Obama jackets and shirts were ubiquitous as the crowd navigated through heavy security that has left most of the monumental capital closed down to vehicles.

At least some of those preparing to mark Mr. Obama’s second inaugural said it was more satisfying this time around, despite the smaller turnout.

“I think I’m more thrilled this time around,” said the Rev. Eugene Williams Sr., an adjunct professor of English at the University of the District of Columbia. “When you’re 75 years old and have seen some of the things you’re seen as an African-American, I don’t think you can forget how special an event like this is.”

Mr. Obama will use Dr. King’s Bible as part of the ceremony as he is sworn in by Supreme Court Chief Justice John Roberts.

The Joint Congressional Committee on Inaugural Ceremonies has vowed to try to tamp down on some of the problems that plagued Mr. Obama’s first swearing-in ceremony, including many ticket holders who were unable to make it to their places on the National Mall on a freezing cold day. Signs directing those in flocking to the Mall were far more visible this year.

— David R. Sands and Stephen Dinan

Updated at 8:26 a.m.

Hundreds of thousands of well-wishers for President Obama were streaming onto the National Mall in front of the Capitol early Monday morning in anticipation of the ceremonial inauguration.

Mr. Obama was officially sworn in just before noon on Sunday in a private ceremony, but the public event was saved for Monday.

Obama jackets and shirts were ubiquitous as the crowd navigated through heavy security that has left most of the monumental capital closed down to vehicles.

Officials are expecting up to 700,000 people to come for the ceremony, which would be far fewer than 2009’s historic inauguration but would still be one of the larger ones in history.

The Joint Congressional Committee on Inaugural Ceremonies has vowed to try to tamp down on some of the problems that plagues last time, and signs directing folks where to go are far more visible this year.

— Stephen Dinan

Updated at 7:33 a.m.

If you are commuting to Washington, D.C., Monday morning for work or heading to President Obama’s inauguration, you’ll find traffic moving swiftly, although the police are out in force.

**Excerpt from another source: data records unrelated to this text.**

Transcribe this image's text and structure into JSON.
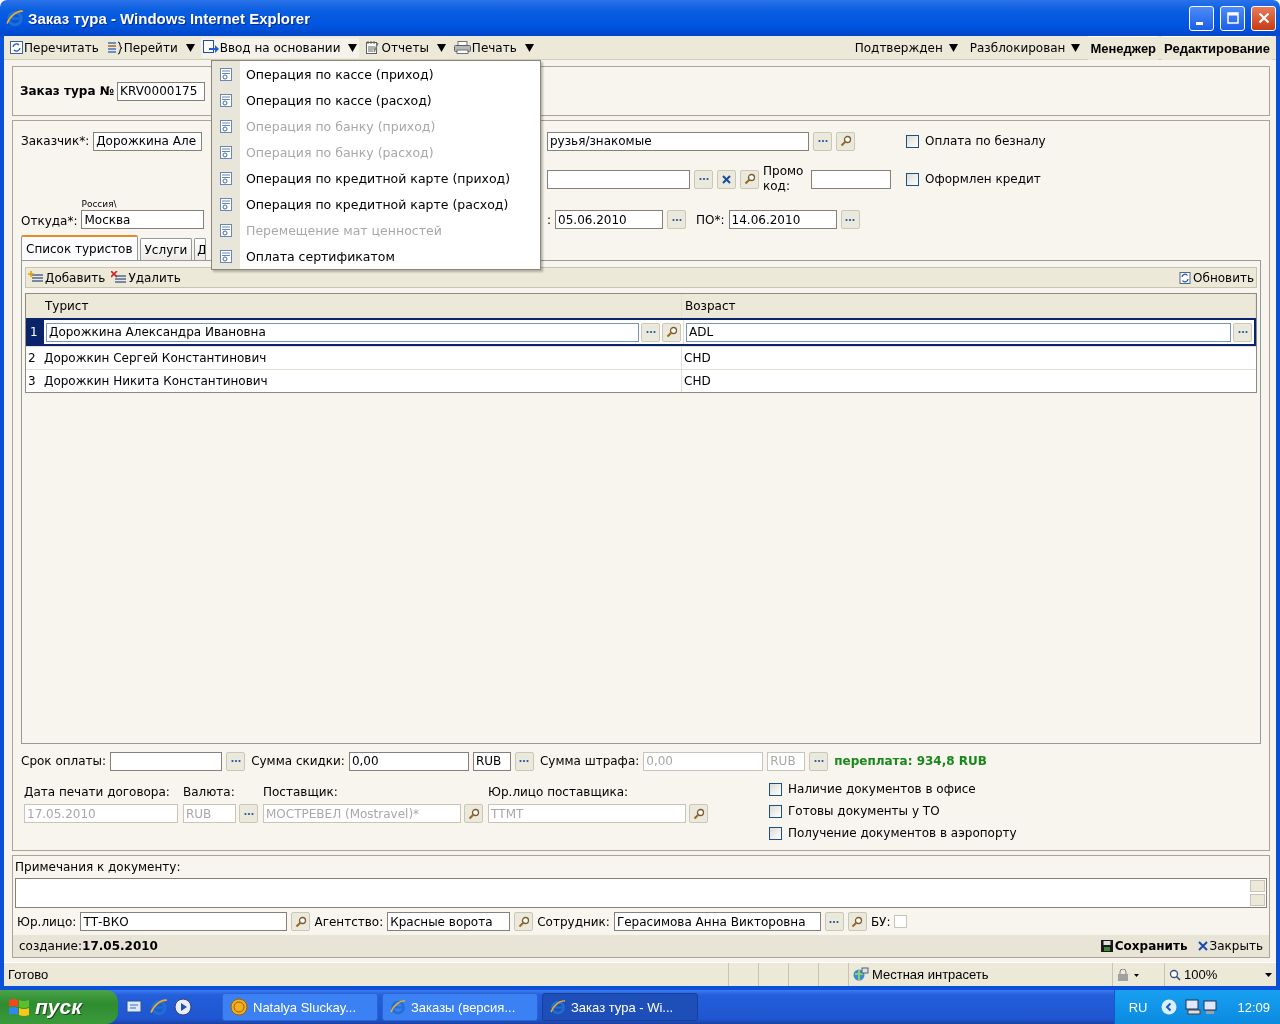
{
  "window": {
    "title": "Заказ тура - Windows Internet Explorer"
  },
  "toolbar": {
    "left": [
      {
        "label": "Перечитать",
        "dropdown": false,
        "expanded": false
      },
      {
        "label": "Перейти",
        "dropdown": true,
        "expanded": false
      },
      {
        "label": "Ввод на основании",
        "dropdown": true,
        "expanded": true
      },
      {
        "label": "Отчеты",
        "dropdown": true,
        "expanded": false
      },
      {
        "label": "Печать",
        "dropdown": true,
        "expanded": false
      }
    ],
    "right": [
      {
        "label": "Подтвержден",
        "kind": "menu"
      },
      {
        "label": "Разблокирован",
        "kind": "menu"
      },
      {
        "label": "Менеджер",
        "kind": "status"
      },
      {
        "label": "Редактирование",
        "kind": "status"
      }
    ]
  },
  "dropdown_menu": [
    {
      "label": "Операция по кассе (приход)",
      "disabled": false
    },
    {
      "label": "Операция по кассе (расход)",
      "disabled": false
    },
    {
      "label": "Операция по банку (приход)",
      "disabled": true
    },
    {
      "label": "Операция по банку (расход)",
      "disabled": true
    },
    {
      "label": "Операция по кредитной карте (приход)",
      "disabled": false
    },
    {
      "label": "Операция по кредитной карте (расход)",
      "disabled": false
    },
    {
      "label": "Перемещение мат ценностей",
      "disabled": true
    },
    {
      "label": "Оплата сертификатом",
      "disabled": false
    }
  ],
  "header": {
    "label": "Заказ тура №",
    "number": "KRV0000175"
  },
  "customer": {
    "label": "Заказчик*:",
    "value": "Дорожкина Але",
    "source": "рузья/знакомые"
  },
  "promo": {
    "label": "Промо код:"
  },
  "departure": {
    "hint": "Россия\\",
    "label": "Откуда*:",
    "value": "Москва"
  },
  "dates": {
    "from_label": ":",
    "from": "05.06.2010",
    "to_label": "ПО*:",
    "to": "14.06.2010"
  },
  "options": [
    {
      "label": "Оплата по безналу",
      "checked": false
    },
    {
      "label": "Оформлен кредит",
      "checked": false
    }
  ],
  "tabs": [
    {
      "label": "Список туристов",
      "selected": true
    },
    {
      "label": "Услуги",
      "selected": false
    },
    {
      "label": "Д",
      "selected": false
    }
  ],
  "tourists": {
    "actions": [
      "Добавить",
      "Удалить"
    ],
    "refresh": "Обновить",
    "columns": [
      "Турист",
      "Возраст"
    ],
    "rows": [
      {
        "index": "1",
        "name": "Дорожкина Александра Ивановна",
        "age": "ADL",
        "selected": true
      },
      {
        "index": "2",
        "name": "Дорожкин Сергей Константинович",
        "age": "CHD",
        "selected": false
      },
      {
        "index": "3",
        "name": "Дорожкин Никита Константинович",
        "age": "CHD",
        "selected": false
      }
    ]
  },
  "payment": [
    {
      "label": "Срок оплаты:",
      "disabled": false
    },
    {
      "label": "Сумма скидки:",
      "value": "0,00",
      "currency": "RUB",
      "disabled": false
    },
    {
      "label": "Сумма штрафа:",
      "value": "0,00",
      "currency": "RUB",
      "disabled": true
    }
  ],
  "overpayment": "переплата: 934,8 RUB",
  "contract": [
    {
      "label": "Дата печати договора:",
      "value": "17.05.2010",
      "kind": "plain"
    },
    {
      "label": "Валюта:",
      "value": "RUB",
      "kind": "ellipsis"
    },
    {
      "label": "Поставщик:",
      "value": "МОСТРЕВЕЛ (Mostravel)*",
      "kind": "search"
    },
    {
      "label": "Юр.лицо поставщика:",
      "value": "ТТМТ",
      "kind": "search"
    }
  ],
  "documents": [
    {
      "label": "Наличие документов в офисе",
      "checked": false
    },
    {
      "label": "Готовы документы у ТО",
      "checked": false
    },
    {
      "label": "Получение документов в аэропорту",
      "checked": false
    }
  ],
  "notes": {
    "label": "Примечания к документу:"
  },
  "footer_fields": [
    {
      "label": "Юр.лицо:",
      "value": "ТТ-ВКО",
      "ellipsis": false
    },
    {
      "label": "Агентство:",
      "value": "Красные ворота",
      "ellipsis": false
    },
    {
      "label": "Сотрудник:",
      "value": "Герасимова Анна Викторовна",
      "ellipsis": true
    }
  ],
  "accounting": {
    "label": "БУ:",
    "checked": false
  },
  "created": {
    "label": "создание:",
    "date": "17.05.2010"
  },
  "actions": [
    "Сохранить",
    "Закрыть"
  ],
  "status_bar": {
    "text": "Готово",
    "zone": "Местная интрасеть",
    "zoom": "100%"
  },
  "taskbar": {
    "start": "пуск",
    "tasks": [
      {
        "label": "Natalya Sluckay...",
        "selected": false
      },
      {
        "label": "Заказы (версия...",
        "selected": false
      },
      {
        "label": "Заказ тура - Wi...",
        "selected": true
      }
    ],
    "language": "RU",
    "clock": "12:09"
  }
}
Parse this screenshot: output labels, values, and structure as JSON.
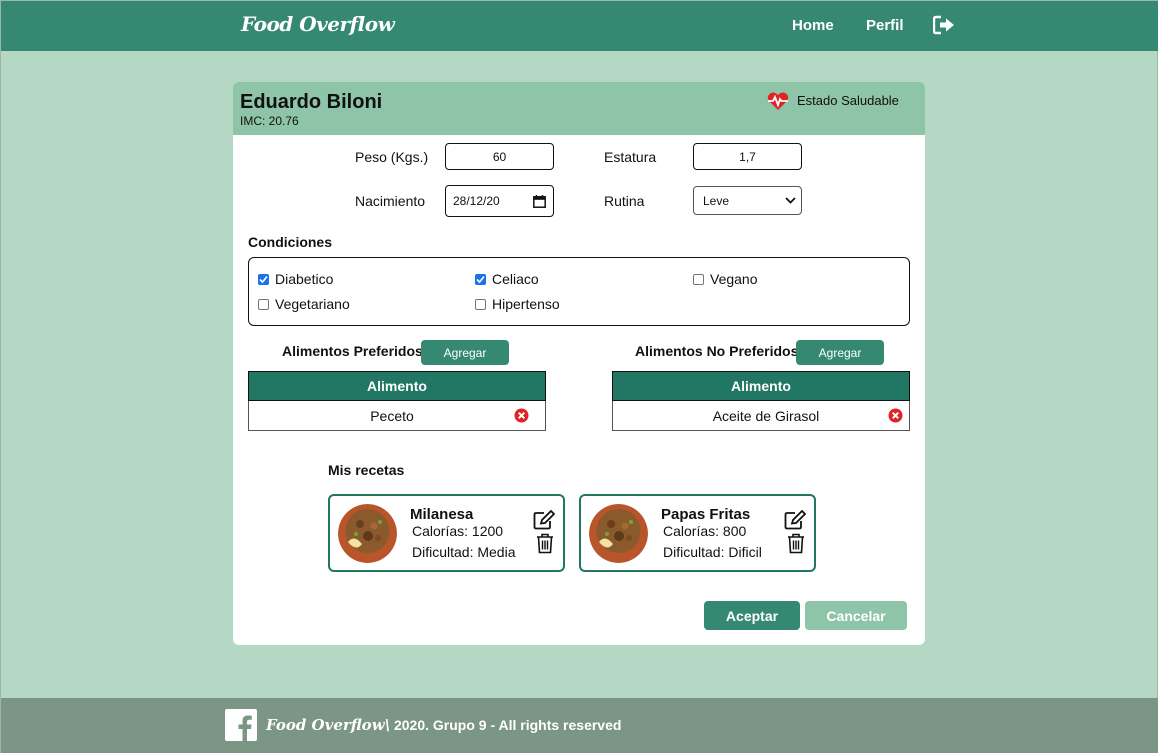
{
  "nav": {
    "brand": "Food Overflow",
    "home": "Home",
    "perfil": "Perfil",
    "logout_icon": "sign-out-icon"
  },
  "profile": {
    "name": "Eduardo Biloni",
    "imc": "IMC: 20.76",
    "health_status": "Estado Saludable",
    "health_icon": "heartbeat-icon",
    "health_color": "#e02424"
  },
  "form": {
    "peso_label": "Peso (Kgs.)",
    "peso_value": "60",
    "estatura_label": "Estatura",
    "estatura_value": "1,7",
    "nacimiento_label": "Nacimiento",
    "nacimiento_value": "28/12/20",
    "rutina_label": "Rutina",
    "rutina_value": "Leve"
  },
  "conditions": {
    "title": "Condiciones",
    "items": [
      {
        "label": "Diabetico",
        "checked": true
      },
      {
        "label": "Celiaco",
        "checked": true
      },
      {
        "label": "Vegano",
        "checked": false
      },
      {
        "label": "Vegetariano",
        "checked": false
      },
      {
        "label": "Hipertenso",
        "checked": false
      }
    ]
  },
  "preferred": {
    "title": "Alimentos Preferidos",
    "add_label": "Agregar",
    "column": "Alimento",
    "rows": [
      "Peceto"
    ]
  },
  "not_preferred": {
    "title": "Alimentos No Preferidos",
    "add_label": "Agregar",
    "column": "Alimento",
    "rows": [
      "Aceite de Girasol"
    ]
  },
  "recipes": {
    "title": "Mis recetas",
    "items": [
      {
        "name": "Milanesa",
        "calories": "Calorías: 1200",
        "difficulty": "Dificultad: Media"
      },
      {
        "name": "Papas Fritas",
        "calories": "Calorías: 800",
        "difficulty": "Dificultad: Dificil"
      }
    ]
  },
  "actions": {
    "accept": "Aceptar",
    "cancel": "Cancelar"
  },
  "footer": {
    "brand": "Food Overflow\\",
    "text": " 2020. Grupo 9 - All rights reserved",
    "icon": "facebook-icon"
  },
  "colors": {
    "primary": "#358872",
    "header": "#8ec4a7",
    "background": "#b4d8c4",
    "table_head": "#217664",
    "footer": "#7c9686",
    "delete": "#e02424"
  }
}
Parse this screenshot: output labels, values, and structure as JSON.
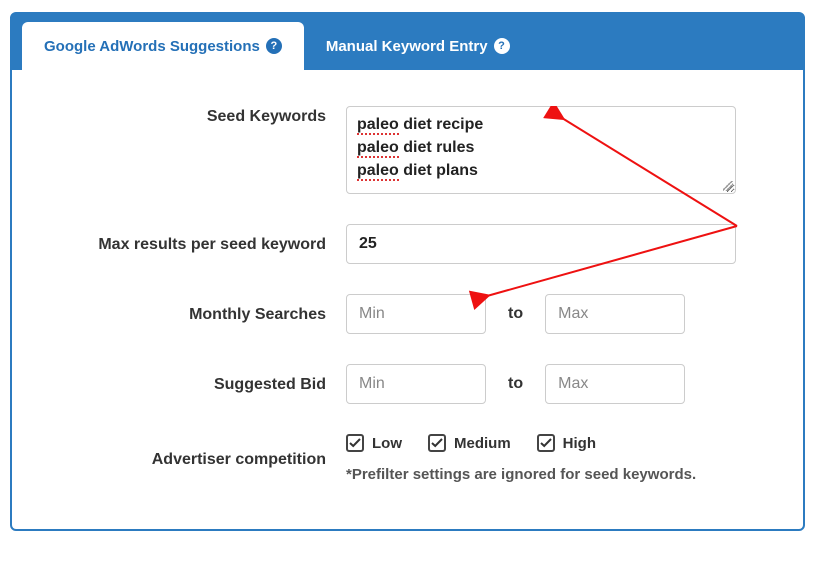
{
  "tabs": {
    "active": "Google AdWords Suggestions",
    "inactive": "Manual Keyword Entry"
  },
  "form": {
    "seed_label": "Seed Keywords",
    "seed_lines": [
      {
        "spell": "paleo",
        "rest": " diet recipe"
      },
      {
        "spell": "paleo",
        "rest": " diet rules"
      },
      {
        "spell": "paleo",
        "rest": " diet plans"
      }
    ],
    "max_label": "Max results per seed keyword",
    "max_value": "25",
    "monthly_label": "Monthly Searches",
    "bid_label": "Suggested Bid",
    "min_ph": "Min",
    "max_ph": "Max",
    "range_sep": "to",
    "comp_label": "Advertiser competition",
    "comp_low": "Low",
    "comp_medium": "Medium",
    "comp_high": "High",
    "note": "*Prefilter settings are ignored for seed keywords."
  }
}
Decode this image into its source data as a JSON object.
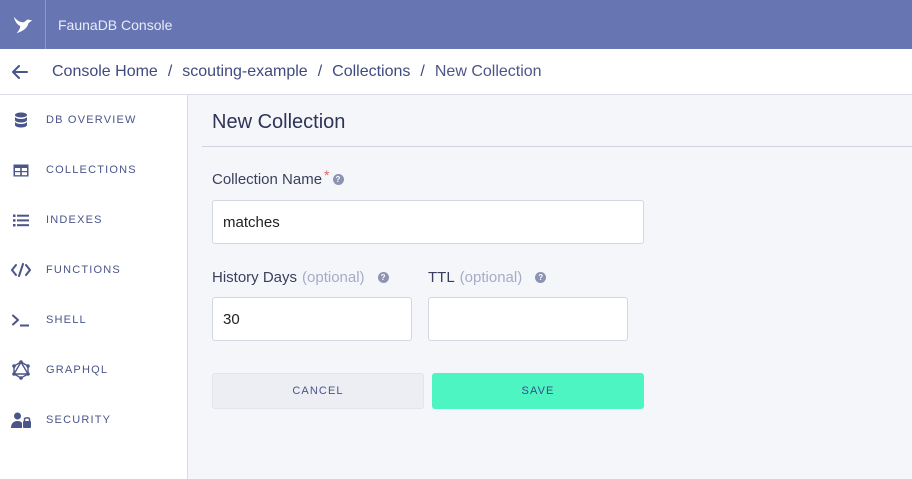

Mr. Obama was officially sworn in on Sunday, but he will have his ceremonial swearing-in on Monday, which also happens to be Martin Luther King Day, a holiday.

Metro lots and trains are not full, WTOP reported. But that could change as the day progresses.

— Maria Stainer